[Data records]

* * * * * * * * *

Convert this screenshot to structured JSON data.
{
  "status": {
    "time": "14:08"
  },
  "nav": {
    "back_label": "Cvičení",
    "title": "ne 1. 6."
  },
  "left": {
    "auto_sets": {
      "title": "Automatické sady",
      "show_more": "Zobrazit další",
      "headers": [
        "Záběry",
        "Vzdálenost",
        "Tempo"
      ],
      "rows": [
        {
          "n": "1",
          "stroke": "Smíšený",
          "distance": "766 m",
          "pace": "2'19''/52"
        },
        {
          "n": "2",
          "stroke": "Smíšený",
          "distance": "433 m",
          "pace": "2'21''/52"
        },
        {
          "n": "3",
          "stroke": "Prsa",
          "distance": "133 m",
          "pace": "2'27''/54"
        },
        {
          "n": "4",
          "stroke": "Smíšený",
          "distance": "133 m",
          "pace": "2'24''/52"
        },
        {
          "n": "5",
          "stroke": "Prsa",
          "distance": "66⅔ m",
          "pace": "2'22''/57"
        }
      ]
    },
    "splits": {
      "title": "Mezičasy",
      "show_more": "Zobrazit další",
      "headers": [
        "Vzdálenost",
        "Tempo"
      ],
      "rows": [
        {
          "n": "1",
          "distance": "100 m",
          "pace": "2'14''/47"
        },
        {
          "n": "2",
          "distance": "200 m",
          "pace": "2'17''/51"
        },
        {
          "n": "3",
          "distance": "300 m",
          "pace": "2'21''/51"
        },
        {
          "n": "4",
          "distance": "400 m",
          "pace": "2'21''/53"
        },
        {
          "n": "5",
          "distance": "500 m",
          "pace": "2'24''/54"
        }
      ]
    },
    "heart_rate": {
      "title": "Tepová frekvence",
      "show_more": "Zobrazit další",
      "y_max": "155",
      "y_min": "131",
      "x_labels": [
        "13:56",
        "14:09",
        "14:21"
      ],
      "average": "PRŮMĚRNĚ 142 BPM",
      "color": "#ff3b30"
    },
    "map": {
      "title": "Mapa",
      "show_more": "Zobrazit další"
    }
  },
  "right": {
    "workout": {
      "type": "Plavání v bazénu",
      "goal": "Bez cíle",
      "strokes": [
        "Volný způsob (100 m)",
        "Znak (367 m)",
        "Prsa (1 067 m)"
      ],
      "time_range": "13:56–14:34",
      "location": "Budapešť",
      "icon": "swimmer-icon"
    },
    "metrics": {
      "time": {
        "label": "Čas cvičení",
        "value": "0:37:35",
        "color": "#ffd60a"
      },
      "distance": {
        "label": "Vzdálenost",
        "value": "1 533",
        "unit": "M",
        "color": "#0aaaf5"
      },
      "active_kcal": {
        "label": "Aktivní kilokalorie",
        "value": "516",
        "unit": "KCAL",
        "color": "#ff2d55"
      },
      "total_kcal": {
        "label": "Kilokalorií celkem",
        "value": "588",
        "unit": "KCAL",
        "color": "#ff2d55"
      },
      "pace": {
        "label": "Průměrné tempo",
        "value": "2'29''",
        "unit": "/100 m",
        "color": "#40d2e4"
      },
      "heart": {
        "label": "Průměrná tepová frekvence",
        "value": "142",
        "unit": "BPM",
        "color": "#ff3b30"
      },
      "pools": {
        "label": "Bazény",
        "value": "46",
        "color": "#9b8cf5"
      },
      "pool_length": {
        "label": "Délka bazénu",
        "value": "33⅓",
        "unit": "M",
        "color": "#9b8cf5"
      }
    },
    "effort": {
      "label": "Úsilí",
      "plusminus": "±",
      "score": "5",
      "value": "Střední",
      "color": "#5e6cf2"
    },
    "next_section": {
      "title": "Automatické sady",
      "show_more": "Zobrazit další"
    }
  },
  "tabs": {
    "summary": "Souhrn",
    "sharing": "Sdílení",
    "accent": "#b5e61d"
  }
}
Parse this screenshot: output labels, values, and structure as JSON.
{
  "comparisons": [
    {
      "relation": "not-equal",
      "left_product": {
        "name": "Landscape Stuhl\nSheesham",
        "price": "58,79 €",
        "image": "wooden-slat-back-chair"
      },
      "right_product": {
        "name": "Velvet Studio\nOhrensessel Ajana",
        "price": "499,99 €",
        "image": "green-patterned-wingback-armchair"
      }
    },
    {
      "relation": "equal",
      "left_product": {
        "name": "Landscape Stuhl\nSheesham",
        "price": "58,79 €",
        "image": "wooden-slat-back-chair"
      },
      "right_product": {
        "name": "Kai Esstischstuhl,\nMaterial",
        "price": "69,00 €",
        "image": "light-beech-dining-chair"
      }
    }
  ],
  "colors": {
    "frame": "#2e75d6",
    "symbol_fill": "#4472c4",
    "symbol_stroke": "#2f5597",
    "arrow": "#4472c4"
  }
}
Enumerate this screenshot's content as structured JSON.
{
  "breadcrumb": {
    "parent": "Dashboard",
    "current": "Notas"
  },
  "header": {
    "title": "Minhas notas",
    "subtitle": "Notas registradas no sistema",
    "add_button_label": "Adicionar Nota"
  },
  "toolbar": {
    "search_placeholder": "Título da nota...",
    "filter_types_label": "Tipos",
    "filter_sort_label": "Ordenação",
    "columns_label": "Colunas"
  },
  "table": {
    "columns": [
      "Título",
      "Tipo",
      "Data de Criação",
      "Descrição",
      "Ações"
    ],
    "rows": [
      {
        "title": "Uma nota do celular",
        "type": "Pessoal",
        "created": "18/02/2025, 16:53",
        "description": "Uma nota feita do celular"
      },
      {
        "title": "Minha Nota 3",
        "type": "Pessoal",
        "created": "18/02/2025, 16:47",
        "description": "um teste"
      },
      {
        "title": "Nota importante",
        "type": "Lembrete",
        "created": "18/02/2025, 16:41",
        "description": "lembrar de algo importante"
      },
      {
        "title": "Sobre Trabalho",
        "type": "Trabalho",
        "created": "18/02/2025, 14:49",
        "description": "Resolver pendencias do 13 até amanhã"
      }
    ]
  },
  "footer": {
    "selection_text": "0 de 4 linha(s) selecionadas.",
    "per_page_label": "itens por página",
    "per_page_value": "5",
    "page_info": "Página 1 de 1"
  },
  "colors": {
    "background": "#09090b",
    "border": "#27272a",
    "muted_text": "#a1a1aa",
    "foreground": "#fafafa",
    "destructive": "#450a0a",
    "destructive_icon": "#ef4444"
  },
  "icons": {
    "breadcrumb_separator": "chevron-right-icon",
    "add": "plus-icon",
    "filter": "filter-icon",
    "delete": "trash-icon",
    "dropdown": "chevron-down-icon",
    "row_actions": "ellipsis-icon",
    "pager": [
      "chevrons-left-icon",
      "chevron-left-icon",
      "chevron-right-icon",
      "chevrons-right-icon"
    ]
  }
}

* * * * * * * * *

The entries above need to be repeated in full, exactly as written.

_EXERCISE OUTPUT_:
Convert this screenshot to structured JSON data.
{
  "status": {
    "time": "14:08"
  },
  "nav": {
    "back_label": "Cvičení",
    "title": "ne 1. 6."
  },
  "left": {
    "auto_sets": {
      "title": "Automatické sady",
      "show_more": "Zobrazit další",
      "headers": [
        "Záběry",
        "Vzdálenost",
        "Tempo"
      ],
      "rows": [
        {
          "n": "1",
          "stroke": "Smíšený",
          "distance": "766 m",
          "pace": "2'19''/52"
        },
        {
          "n": "2",
          "stroke": "Smíšený",
          "distance": "433 m",
          "pace": "2'21''/52"
        },
        {
          "n": "3",
          "stroke": "Prsa",
          "distance": "133 m",
          "pace": "2'27''/54"
        },
        {
          "n": "4",
          "stroke": "Smíšený",
          "distance": "133 m",
          "pace": "2'24''/52"
        },
        {
          "n": "5",
          "stroke": "Prsa",
          "distance": "66⅔ m",
          "pace": "2'22''/57"
        }
      ]
    },
    "splits": {
      "title": "Mezičasy",
      "show_more": "Zobrazit další",
      "headers": [
        "Vzdálenost",
        "Tempo"
      ],
      "rows": [
        {
          "n": "1",
          "distance": "100 m",
          "pace": "2'14''/47"
        },
        {
          "n": "2",
          "distance": "200 m",
          "pace": "2'17''/51"
        },
        {
          "n": "3",
          "distance": "300 m",
          "pace": "2'21''/51"
        },
        {
          "n": "4",
          "distance": "400 m",
          "pace": "2'21''/53"
        },
        {
          "n": "5",
          "distance": "500 m",
          "pace": "2'24''/54"
        }
      ]
    },
    "heart_rate": {
      "title": "Tepová frekvence",
      "show_more": "Zobrazit další",
      "y_max": "155",
      "y_min": "131",
      "x_labels": [
        "13:56",
        "14:09",
        "14:21"
      ],
      "average": "PRŮMĚRNĚ 142 BPM",
      "color": "#ff3b30"
    },
    "map": {
      "title": "Mapa",
      "show_more": "Zobrazit další"
    }
  },
  "right": {
    "workout": {
      "type": "Plavání v bazénu",
      "goal": "Bez cíle",
      "strokes": [
        "Volný způsob (100 m)",
        "Znak (367 m)",
        "Prsa (1 067 m)"
      ],
      "time_range": "13:56–14:34",
      "location": "Budapešť",
      "icon": "swimmer-icon"
    },
    "metrics": {
      "time": {
        "label": "Čas cvičení",
        "value": "0:37:35",
        "color": "#ffd60a"
      },
      "distance": {
        "label": "Vzdálenost",
        "value": "1 533",
        "unit": "M",
        "color": "#0aaaf5"
      },
      "active_kcal": {
        "label": "Aktivní kilokalorie",
        "value": "516",
        "unit": "KCAL",
        "color": "#ff2d55"
      },
      "total_kcal": {
        "label": "Kilokalorií celkem",
        "value": "588",
        "unit": "KCAL",
        "color": "#ff2d55"
      },
      "pace": {
        "label": "Průměrné tempo",
        "value": "2'29''",
        "unit": "/100 m",
        "color": "#40d2e4"
      },
      "heart": {
        "label": "Průměrná tepová frekvence",
        "value": "142",
        "unit": "BPM",
        "color": "#ff3b30"
      },
      "pools": {
        "label": "Bazény",
        "value": "46",
        "color": "#9b8cf5"
      },
      "pool_length": {
        "label": "Délka bazénu",
        "value": "33⅓",
        "unit": "M",
        "color": "#9b8cf5"
      }
    },
    "effort": {
      "label": "Úsilí",
      "plusminus": "±",
      "score": "5",
      "value": "Střední",
      "color": "#5e6cf2"
    },
    "next_section": {
      "title": "Automatické sady",
      "show_more": "Zobrazit další"
    }
  },
  "tabs": {
    "summary": "Souhrn",
    "sharing": "Sdílení",
    "accent": "#b5e61d"
  }
}
Parse this screenshot: output labels, values, and structure as JSON.
{
  "comparisons": [
    {
      "relation": "not-equal",
      "left_product": {
        "name": "Landscape Stuhl\nSheesham",
        "price": "58,79 €",
        "image": "wooden-slat-back-chair"
      },
      "right_product": {
        "name": "Velvet Studio\nOhrensessel Ajana",
        "price": "499,99 €",
        "image": "green-patterned-wingback-armchair"
      }
    },
    {
      "relation": "equal",
      "left_product": {
        "name": "Landscape Stuhl\nSheesham",
        "price": "58,79 €",
        "image": "wooden-slat-back-chair"
      },
      "right_product": {
        "name": "Kai Esstischstuhl,\nMaterial",
        "price": "69,00 €",
        "image": "light-beech-dining-chair"
      }
    }
  ],
  "colors": {
    "frame": "#2e75d6",
    "symbol_fill": "#4472c4",
    "symbol_stroke": "#2f5597",
    "arrow": "#4472c4"
  }
}
Enumerate this screenshot's content as structured JSON.
{
  "breadcrumb": {
    "parent": "Dashboard",
    "current": "Notas"
  },
  "header": {
    "title": "Minhas notas",
    "subtitle": "Notas registradas no sistema",
    "add_button_label": "Adicionar Nota"
  },
  "toolbar": {
    "search_placeholder": "Título da nota...",
    "filter_types_label": "Tipos",
    "filter_sort_label": "Ordenação",
    "columns_label": "Colunas"
  },
  "table": {
    "columns": [
      "Título",
      "Tipo",
      "Data de Criação",
      "Descrição",
      "Ações"
    ],
    "rows": [
      {
        "title": "Uma nota do celular",
        "type": "Pessoal",
        "created": "18/02/2025, 16:53",
        "description": "Uma nota feita do celular"
      },
      {
        "title": "Minha Nota 3",
        "type": "Pessoal",
        "created": "18/02/2025, 16:47",
        "description": "um teste"
      },
      {
        "title": "Nota importante",
        "type": "Lembrete",
        "created": "18/02/2025, 16:41",
        "description": "lembrar de algo importante"
      },
      {
        "title": "Sobre Trabalho",
        "type": "Trabalho",
        "created": "18/02/2025, 14:49",
        "description": "Resolver pendencias do 13 até amanhã"
      }
    ]
  },
  "footer": {
    "selection_text": "0 de 4 linha(s) selecionadas.",
    "per_page_label": "itens por página",
    "per_page_value": "5",
    "page_info": "Página 1 de 1"
  },
  "colors": {
    "background": "#09090b",
    "border": "#27272a",
    "muted_text": "#a1a1aa",
    "foreground": "#fafafa",
    "destructive": "#450a0a",
    "destructive_icon": "#ef4444"
  },
  "icons": {
    "breadcrumb_separator": "chevron-right-icon",
    "add": "plus-icon",
    "filter": "filter-icon",
    "delete": "trash-icon",
    "dropdown": "chevron-down-icon",
    "row_actions": "ellipsis-icon",
    "pager": [
      "chevrons-left-icon",
      "chevron-left-icon",
      "chevron-right-icon",
      "chevrons-right-icon"
    ]
  }
}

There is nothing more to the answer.